Saturday, April 3, 2021

about that new mizzen mast

I have received a lot of questions about the making of the new mizzen mast.  I did build a boat, but I am not a boatbuilder.  I did work with wood, but I am not a woodworker.  ( How I wish those two sentences were false modesty.  Believe me, they are not.). With that in mind I am reluctant to explain the process.  There are plenty of sites where you can get good quality information about the process for building a birds mouth mast.  Instead I will show some photographs I took along the way.  

First thing I did was dig out an old notebook to see if I had written down any specs from the first mizzen built about 15 years ago.  I was please to find the above.  

(This second mast was built at a boat shop with a lot of help from very, very experienced boatbuilders and some dedicated young students.  What amazes me today is that my Dad and two daughters built the first masts with no experience using a $90 table saw (picture a cheap circular saw mounted upside down in an aluminum stand) set up in the street to rip 16 and 20 foot pieces of wood into staves, cut the v notch and glue it all up on a hot July day.  I wish Dad was still around to remind him of what we accomplished that day.  I do remember we celebrated that afternoon with a couple bottles of Corona and a lime.)

Test cuts in cheap pine from the hardware
store to check measurements on both the
table saw and router with a 90 degree bit.

1x8x16 clear Douglas fir ripped in to
3/4 x 3/4 staves with the v notch

Dry fitting the staves.

The boat shop's cradle along with the 
dry-fitted mast and oak dowel.  The 
mast is hollow save for the bottom four
feet and the top two and one-half feet.

The dry fitted mast along with
part of the original.

Some wonderful, skilled and dedicated
students helped with the routing of the
v notch and first dry fitting of the mast.

Strakes laid on on glue day.

Tom at the boat shop saw the mast building as
a teaching opportunity for their students.  He is 
always looking for different skills for them to
develop.  Here they are spending epoxy, first clear
and then thickened, a process that needs
to be accomplished before the epoxy fires off.

Epoxied with dowel inserts at the top and the 
bottom, the strakes are pulled tight
 with hose clamps.

A day later, planing and sanding to shape.


Bringing the mast home
for final shaping and varnishing.

 First fitting in SPARTINA.  Too heavy
and a little to thick, so a couple more hours
sanding.  A slight curve in the mast which
is perfect for the designed rake of the mast.

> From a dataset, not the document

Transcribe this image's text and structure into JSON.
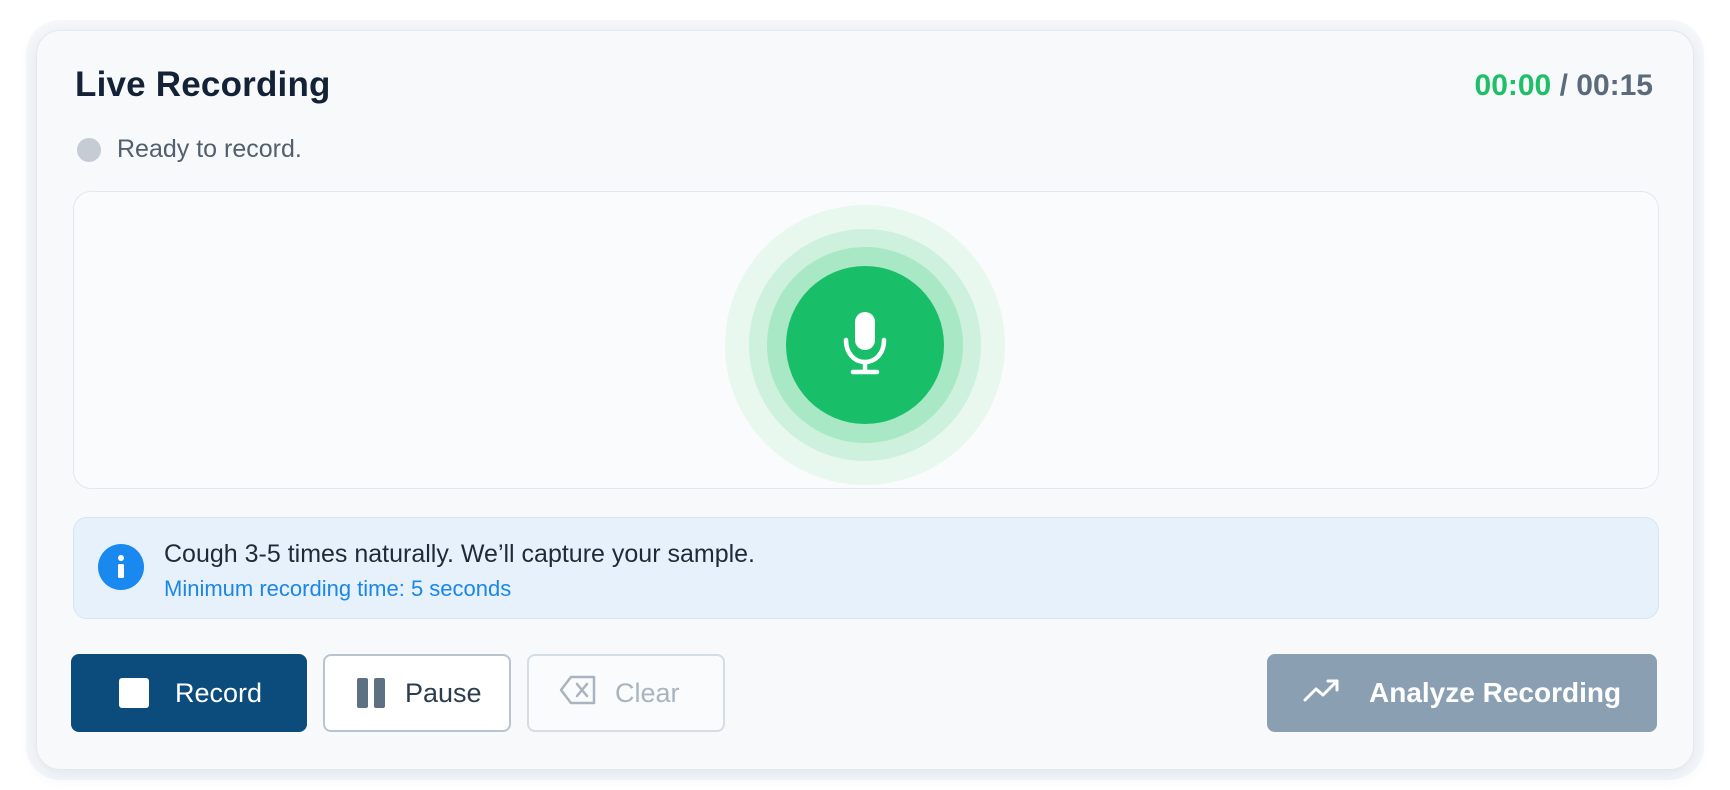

Many thanks to Tom, the guys and the students at the shop.  Varnishing this weekend, hoping for a test sail Monday.


Tom said...

Great to see a step-by-step, thank you! Do you have any taper to the mizzen? If so, did you taper the staves themselves, or instead sanded/routed in the taper after glue-up?

MaryLou said...

I love that the original mizzen (and I guess from what you've said the boat too) was an intergenerational affair and now the new mizzen is too. I hope they'll get to see some photos of it in use.

Steve said...

MaryLou, good to hear from you. Girls will see photos and also see it in person, they always join me for a sail when they visit. Tom, no taper, straight mast, simple things for the simple minded.